* [TASK PROMPT]
Tally the lines of these entries that include "number"; respond with only that tally.

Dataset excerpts
= Beginning of Section =

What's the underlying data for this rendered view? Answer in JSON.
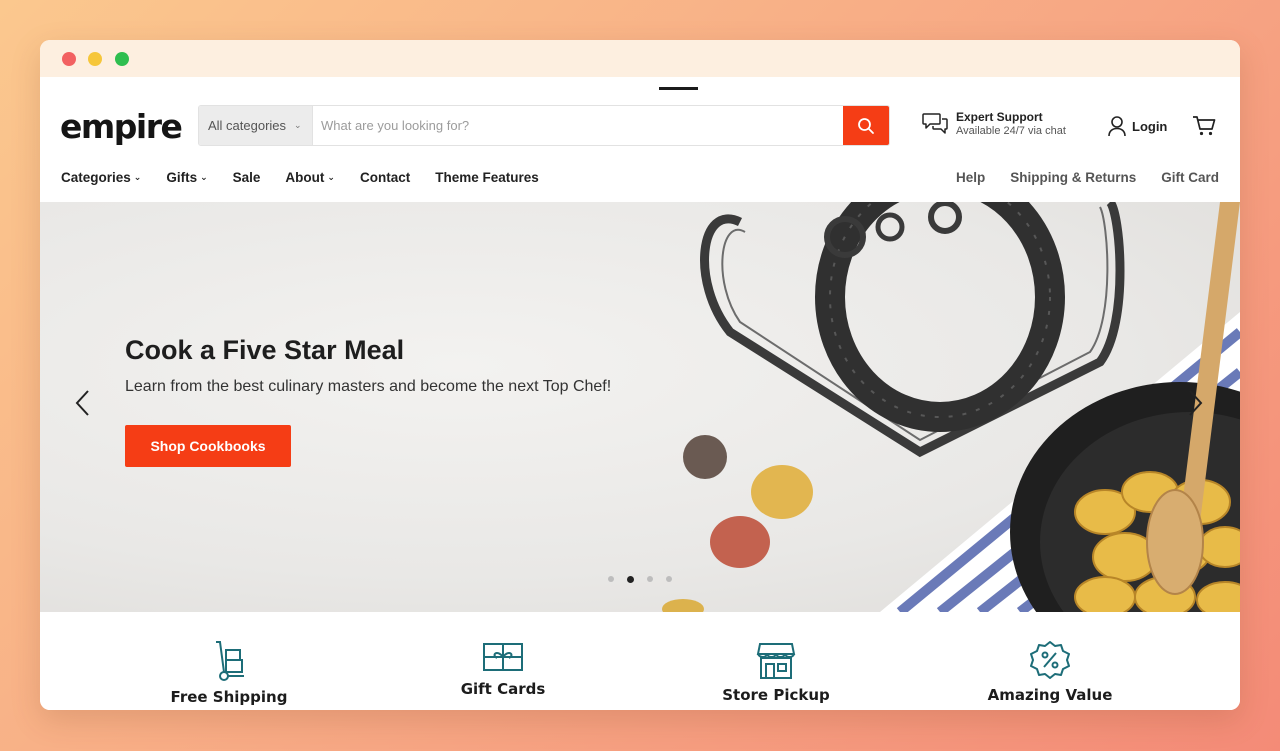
{
  "colors": {
    "accent": "#f53d15",
    "teal": "#1d6d78",
    "text": "#1e1e1e"
  },
  "logo": {
    "text": "empire"
  },
  "search": {
    "category": "All categories",
    "placeholder": "What are you looking for?",
    "button_icon": "search-icon"
  },
  "support": {
    "title": "Expert Support",
    "subtitle": "Available 24/7 via chat",
    "icon": "chat-bubbles-icon"
  },
  "login": {
    "label": "Login",
    "icon": "user-icon"
  },
  "cart": {
    "icon": "cart-icon"
  },
  "nav": {
    "left": [
      {
        "label": "Categories",
        "dropdown": true
      },
      {
        "label": "Gifts",
        "dropdown": true
      },
      {
        "label": "Sale",
        "dropdown": false
      },
      {
        "label": "About",
        "dropdown": true
      },
      {
        "label": "Contact",
        "dropdown": false
      },
      {
        "label": "Theme Features",
        "dropdown": false
      }
    ],
    "right": [
      "Help",
      "Shipping & Returns",
      "Gift Card"
    ]
  },
  "hero": {
    "title": "Cook a Five Star Meal",
    "subtitle": "Learn from the best culinary masters and become the next Top Chef!",
    "button": "Shop Cookbooks",
    "slides": 4,
    "active_slide": 2
  },
  "features": [
    {
      "label": "Free Shipping",
      "icon": "hand-truck-icon"
    },
    {
      "label": "Gift Cards",
      "icon": "gift-card-icon"
    },
    {
      "label": "Store Pickup",
      "icon": "storefront-icon"
    },
    {
      "label": "Amazing Value",
      "icon": "percent-badge-icon"
    }
  ]
}
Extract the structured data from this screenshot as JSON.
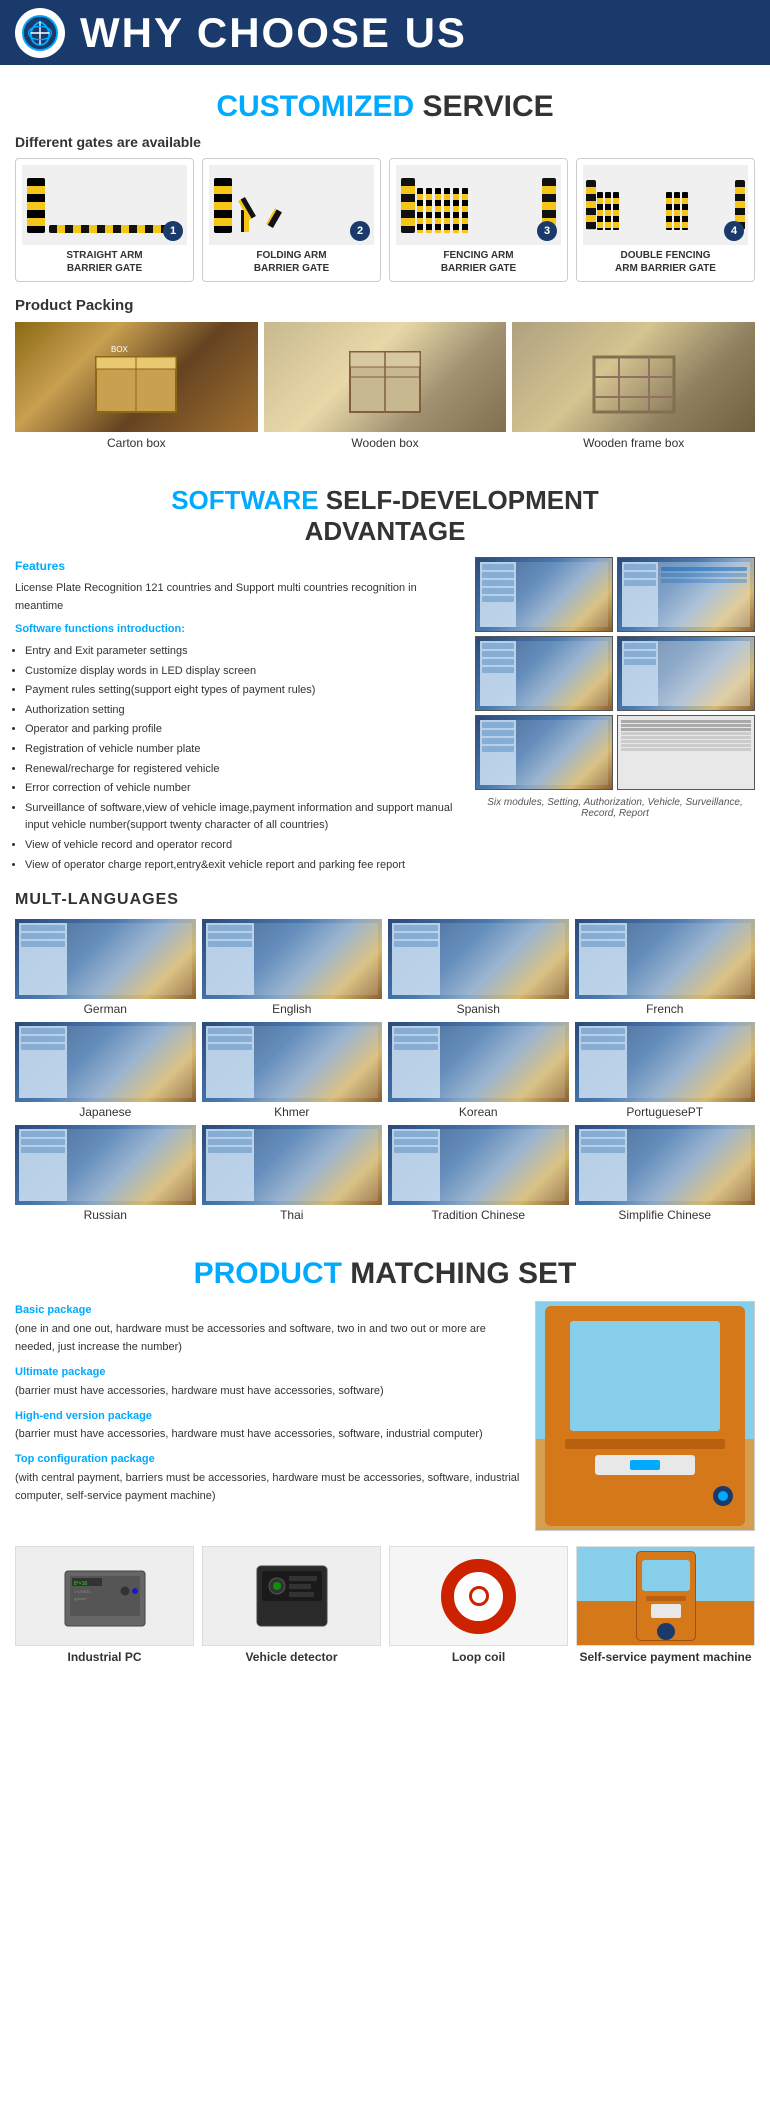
{
  "header": {
    "title": "WHY CHOOSE US",
    "logo_alt": "company-logo"
  },
  "service": {
    "section_title_highlight": "CUSTOMIZED",
    "section_title_normal": " SERVICE",
    "gates_heading": "Different gates are available",
    "gates": [
      {
        "num": "1",
        "label": "STRAIGHT ARM\nBARRIER GATE"
      },
      {
        "num": "2",
        "label": "FOLDING ARM\nBARRIER GATE"
      },
      {
        "num": "3",
        "label": "FENCING ARM\nBARRIER GATE"
      },
      {
        "num": "4",
        "label": "DOUBLE FENCING\nARM BARRIER GATE"
      }
    ],
    "packing_heading": "Product Packing",
    "packing_items": [
      {
        "label": "Carton box"
      },
      {
        "label": "Wooden box"
      },
      {
        "label": "Wooden frame box"
      }
    ]
  },
  "software": {
    "title_highlight": "SOFTWARE",
    "title_normal": " SELF-DEVELOPMENT\nADVANTAGE",
    "features_label": "Features",
    "features_text": "License Plate Recognition 121 countries and Support multi countries recognition in meantime",
    "intro_label": "Software functions introduction:",
    "functions": [
      "Entry and Exit parameter settings",
      "Customize display words in LED display screen",
      "Payment rules setting(support eight types of payment rules)",
      "Authorization setting",
      "Operator and parking profile",
      "Registration of vehicle number plate",
      "Renewal/recharge for registered vehicle",
      "Error correction of vehicle number",
      "Surveillance of software,view of vehicle image,payment information and support manual input vehicle number(support twenty character of all countries)",
      "View of vehicle record and operator record",
      "View of operator charge report,entry&exit vehicle report and parking fee report"
    ],
    "screen_caption": "Six modules, Setting, Authorization, Vehicle, Surveillance, Record, Report"
  },
  "languages": {
    "section_title": "MULT-LANGUAGES",
    "items": [
      "German",
      "English",
      "Spanish",
      "French",
      "Japanese",
      "Khmer",
      "Korean",
      "PortuguesePT",
      "Russian",
      "Thai",
      "Tradition Chinese",
      "Simplifie Chinese"
    ]
  },
  "matching": {
    "title_highlight": "PRODUCT",
    "title_normal": " MATCHING SET",
    "packages": [
      {
        "title": "Basic package",
        "desc": "(one in and one out, hardware must be accessories and software, two in and two out or more are needed, just increase the number)"
      },
      {
        "title": "Ultimate package",
        "desc": "(barrier must have accessories, hardware must have accessories, software)"
      },
      {
        "title": "High-end version package",
        "desc": "(barrier must have accessories, hardware must have accessories, software, industrial computer)"
      },
      {
        "title": "Top configuration package",
        "desc": "(with central payment, barriers must be accessories, hardware must be accessories, software, industrial computer, self-service payment machine)"
      }
    ],
    "products": [
      {
        "label": "Industrial PC"
      },
      {
        "label": "Vehicle detector"
      },
      {
        "label": "Loop coil"
      },
      {
        "label": "Self-service payment machine"
      }
    ]
  }
}
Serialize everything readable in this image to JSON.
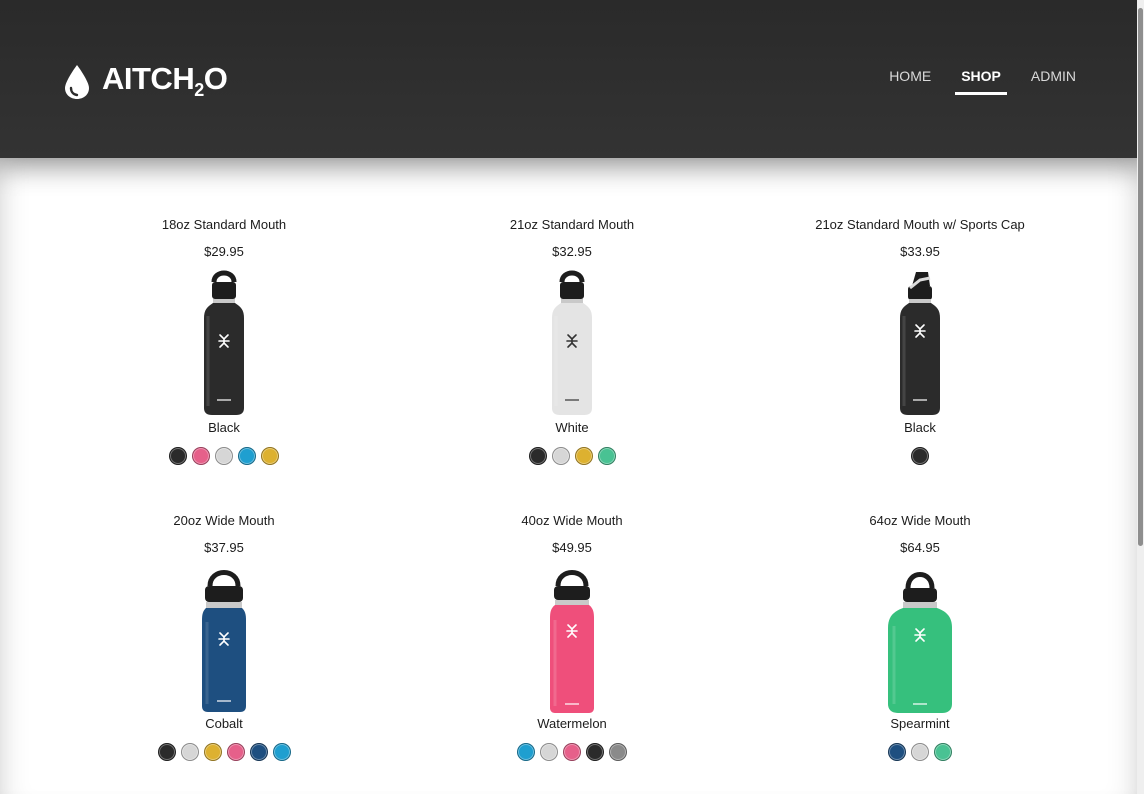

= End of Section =

* [WORKED SOLUTION]
4